### [TASK ITEM]
Below are the records; pull every line that includes "redpilldispensr".

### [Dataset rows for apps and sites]
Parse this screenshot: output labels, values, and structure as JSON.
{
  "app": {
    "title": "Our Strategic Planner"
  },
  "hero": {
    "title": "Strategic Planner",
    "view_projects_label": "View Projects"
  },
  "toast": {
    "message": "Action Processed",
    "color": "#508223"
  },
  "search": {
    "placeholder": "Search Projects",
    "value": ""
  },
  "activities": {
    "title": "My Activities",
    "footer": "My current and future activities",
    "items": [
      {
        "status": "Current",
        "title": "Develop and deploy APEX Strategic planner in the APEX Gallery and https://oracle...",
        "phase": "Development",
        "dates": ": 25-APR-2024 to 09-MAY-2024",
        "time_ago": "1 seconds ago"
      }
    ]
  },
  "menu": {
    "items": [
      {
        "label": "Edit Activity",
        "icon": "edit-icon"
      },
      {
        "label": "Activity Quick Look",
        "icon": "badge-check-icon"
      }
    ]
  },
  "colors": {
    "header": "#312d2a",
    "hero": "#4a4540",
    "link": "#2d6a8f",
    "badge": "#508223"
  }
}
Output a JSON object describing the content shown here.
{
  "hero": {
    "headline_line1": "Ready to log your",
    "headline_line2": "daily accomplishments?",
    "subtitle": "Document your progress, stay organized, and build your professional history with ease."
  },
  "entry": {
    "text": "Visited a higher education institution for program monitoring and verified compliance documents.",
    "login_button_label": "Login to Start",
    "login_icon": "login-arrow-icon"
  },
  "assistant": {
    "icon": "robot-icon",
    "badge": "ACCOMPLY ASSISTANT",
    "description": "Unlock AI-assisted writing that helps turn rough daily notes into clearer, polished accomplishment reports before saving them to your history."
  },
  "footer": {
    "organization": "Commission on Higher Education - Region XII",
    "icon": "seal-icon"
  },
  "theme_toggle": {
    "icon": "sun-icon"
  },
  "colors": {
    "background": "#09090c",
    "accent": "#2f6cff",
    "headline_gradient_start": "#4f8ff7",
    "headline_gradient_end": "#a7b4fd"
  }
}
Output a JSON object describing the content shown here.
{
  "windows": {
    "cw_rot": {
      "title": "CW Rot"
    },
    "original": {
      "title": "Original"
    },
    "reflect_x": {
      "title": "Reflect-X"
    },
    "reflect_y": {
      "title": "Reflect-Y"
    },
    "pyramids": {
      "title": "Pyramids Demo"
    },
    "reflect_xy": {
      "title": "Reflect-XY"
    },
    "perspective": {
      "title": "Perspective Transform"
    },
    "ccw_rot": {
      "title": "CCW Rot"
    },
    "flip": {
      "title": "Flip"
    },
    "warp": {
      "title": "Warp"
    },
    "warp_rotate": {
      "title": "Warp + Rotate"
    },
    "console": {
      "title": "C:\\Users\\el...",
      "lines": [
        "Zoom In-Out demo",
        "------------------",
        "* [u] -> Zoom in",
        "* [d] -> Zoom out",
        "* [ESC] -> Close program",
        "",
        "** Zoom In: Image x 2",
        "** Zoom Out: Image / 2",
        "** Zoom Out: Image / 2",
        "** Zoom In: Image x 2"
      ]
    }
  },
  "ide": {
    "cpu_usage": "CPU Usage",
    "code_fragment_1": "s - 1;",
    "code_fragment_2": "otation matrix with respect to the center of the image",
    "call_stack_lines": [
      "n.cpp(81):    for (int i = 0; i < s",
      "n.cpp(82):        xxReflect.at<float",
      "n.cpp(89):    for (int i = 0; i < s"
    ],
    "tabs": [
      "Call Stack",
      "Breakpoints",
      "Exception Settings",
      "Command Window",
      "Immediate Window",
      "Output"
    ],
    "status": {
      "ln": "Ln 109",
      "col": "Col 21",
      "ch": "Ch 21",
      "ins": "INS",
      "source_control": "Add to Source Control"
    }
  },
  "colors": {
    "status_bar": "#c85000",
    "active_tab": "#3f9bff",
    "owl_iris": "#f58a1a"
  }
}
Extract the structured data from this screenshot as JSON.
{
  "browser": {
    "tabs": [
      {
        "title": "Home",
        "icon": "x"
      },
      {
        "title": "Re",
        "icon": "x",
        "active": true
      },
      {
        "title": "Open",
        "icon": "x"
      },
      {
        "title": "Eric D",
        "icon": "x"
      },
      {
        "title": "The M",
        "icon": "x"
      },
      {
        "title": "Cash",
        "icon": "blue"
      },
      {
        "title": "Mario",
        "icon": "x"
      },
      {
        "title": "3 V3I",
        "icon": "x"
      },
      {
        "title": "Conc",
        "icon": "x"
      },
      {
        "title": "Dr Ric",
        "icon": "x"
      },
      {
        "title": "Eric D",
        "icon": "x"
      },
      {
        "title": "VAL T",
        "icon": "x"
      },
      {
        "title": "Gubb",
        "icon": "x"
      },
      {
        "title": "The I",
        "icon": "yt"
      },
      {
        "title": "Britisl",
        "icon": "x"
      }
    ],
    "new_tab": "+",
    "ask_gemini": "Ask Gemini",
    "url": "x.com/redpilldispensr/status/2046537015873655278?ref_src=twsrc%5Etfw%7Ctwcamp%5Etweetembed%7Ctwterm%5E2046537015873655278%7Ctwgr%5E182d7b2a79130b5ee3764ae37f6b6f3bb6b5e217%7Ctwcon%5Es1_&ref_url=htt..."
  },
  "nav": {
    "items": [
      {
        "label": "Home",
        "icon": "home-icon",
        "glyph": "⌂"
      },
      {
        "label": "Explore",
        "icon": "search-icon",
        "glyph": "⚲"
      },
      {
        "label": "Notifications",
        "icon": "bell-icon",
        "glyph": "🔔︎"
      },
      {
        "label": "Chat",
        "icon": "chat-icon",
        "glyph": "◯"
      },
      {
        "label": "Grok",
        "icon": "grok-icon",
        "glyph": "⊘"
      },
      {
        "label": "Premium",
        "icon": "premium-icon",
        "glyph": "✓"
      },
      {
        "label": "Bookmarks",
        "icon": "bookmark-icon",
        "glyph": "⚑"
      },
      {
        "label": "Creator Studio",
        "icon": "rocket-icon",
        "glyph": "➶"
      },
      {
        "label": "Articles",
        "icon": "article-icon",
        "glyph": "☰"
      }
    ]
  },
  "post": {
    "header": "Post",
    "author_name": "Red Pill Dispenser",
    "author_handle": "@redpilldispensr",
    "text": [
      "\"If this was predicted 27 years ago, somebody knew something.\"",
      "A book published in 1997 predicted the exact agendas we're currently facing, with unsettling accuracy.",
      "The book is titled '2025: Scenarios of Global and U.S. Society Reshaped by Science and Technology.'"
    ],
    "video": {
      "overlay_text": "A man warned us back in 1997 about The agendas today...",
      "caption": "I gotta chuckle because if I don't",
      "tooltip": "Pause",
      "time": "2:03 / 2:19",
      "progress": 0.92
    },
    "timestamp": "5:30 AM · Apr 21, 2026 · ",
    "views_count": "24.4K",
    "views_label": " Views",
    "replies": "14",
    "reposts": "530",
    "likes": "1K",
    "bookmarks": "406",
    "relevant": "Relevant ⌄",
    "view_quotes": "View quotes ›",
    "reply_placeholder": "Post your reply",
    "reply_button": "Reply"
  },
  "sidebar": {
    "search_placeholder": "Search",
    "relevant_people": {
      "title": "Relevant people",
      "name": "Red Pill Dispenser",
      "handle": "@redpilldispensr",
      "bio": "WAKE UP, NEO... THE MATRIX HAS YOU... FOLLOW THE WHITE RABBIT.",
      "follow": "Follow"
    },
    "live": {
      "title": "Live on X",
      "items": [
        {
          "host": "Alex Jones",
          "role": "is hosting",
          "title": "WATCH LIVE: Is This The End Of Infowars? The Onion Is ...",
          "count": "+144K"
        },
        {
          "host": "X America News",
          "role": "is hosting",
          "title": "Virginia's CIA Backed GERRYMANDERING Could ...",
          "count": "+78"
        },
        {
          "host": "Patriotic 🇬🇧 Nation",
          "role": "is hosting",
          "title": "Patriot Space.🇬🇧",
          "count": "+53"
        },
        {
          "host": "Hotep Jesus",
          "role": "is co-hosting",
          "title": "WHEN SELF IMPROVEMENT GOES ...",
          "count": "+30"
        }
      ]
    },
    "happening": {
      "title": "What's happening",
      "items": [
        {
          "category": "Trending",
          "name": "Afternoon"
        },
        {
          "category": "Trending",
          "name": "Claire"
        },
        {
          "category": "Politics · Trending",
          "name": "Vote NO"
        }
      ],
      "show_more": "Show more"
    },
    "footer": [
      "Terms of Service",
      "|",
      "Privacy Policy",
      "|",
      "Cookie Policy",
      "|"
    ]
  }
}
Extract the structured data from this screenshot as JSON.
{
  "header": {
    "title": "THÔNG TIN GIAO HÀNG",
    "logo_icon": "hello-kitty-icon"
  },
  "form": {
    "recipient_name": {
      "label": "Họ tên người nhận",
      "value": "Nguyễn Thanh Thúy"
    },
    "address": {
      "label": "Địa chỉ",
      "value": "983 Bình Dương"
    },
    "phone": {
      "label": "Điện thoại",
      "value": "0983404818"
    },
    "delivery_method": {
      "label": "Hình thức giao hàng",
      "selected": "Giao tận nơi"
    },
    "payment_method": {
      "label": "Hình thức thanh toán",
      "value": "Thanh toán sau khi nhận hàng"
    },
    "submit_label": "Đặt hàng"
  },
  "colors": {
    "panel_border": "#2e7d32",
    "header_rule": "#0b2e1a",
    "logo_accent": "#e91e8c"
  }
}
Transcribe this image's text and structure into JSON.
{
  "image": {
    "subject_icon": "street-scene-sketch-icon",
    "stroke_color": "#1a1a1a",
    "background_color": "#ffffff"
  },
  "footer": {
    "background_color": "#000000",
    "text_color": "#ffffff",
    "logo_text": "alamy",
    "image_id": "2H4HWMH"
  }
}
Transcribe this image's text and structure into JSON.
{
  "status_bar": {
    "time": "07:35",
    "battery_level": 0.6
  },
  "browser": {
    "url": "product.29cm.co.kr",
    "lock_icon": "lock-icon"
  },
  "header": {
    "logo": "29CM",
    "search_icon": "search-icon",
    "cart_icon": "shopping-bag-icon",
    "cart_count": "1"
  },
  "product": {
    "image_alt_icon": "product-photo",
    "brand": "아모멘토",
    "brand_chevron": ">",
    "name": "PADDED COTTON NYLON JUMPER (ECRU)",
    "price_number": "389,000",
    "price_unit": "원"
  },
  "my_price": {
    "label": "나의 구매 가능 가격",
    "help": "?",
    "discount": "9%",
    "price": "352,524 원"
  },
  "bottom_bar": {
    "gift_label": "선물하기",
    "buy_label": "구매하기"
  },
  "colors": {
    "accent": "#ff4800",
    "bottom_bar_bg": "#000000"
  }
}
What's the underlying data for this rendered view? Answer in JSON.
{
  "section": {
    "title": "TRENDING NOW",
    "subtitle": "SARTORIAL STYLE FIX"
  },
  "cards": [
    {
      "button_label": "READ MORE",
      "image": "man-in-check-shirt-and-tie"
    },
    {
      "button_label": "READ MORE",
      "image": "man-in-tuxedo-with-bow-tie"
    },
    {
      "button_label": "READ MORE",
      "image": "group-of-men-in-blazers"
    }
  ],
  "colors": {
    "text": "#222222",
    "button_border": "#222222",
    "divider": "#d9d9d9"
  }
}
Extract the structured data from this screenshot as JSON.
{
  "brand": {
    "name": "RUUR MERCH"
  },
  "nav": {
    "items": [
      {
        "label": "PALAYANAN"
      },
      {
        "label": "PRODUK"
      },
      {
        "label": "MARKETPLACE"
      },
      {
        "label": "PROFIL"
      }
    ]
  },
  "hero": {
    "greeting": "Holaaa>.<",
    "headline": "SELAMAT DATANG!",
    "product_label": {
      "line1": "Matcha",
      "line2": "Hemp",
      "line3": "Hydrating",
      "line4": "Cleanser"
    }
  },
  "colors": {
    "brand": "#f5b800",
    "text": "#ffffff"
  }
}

### [ANSWER BOX]
    "url": "x.com/redpilldispensr/status/2046537015873655278?ref_src=twsrc%5Etfw%7Ctwcamp%5Etweetembed%7Ctwterm%5E2046537015873655278%7Ctwgr%5E182d7b2a79130b5ee3764ae37f6b6f3bb6b5e217%7Ctwcon%5Es1_&ref_url=htt..."
    "author_handle": "@redpilldispensr",
      "handle": "@redpilldispensr",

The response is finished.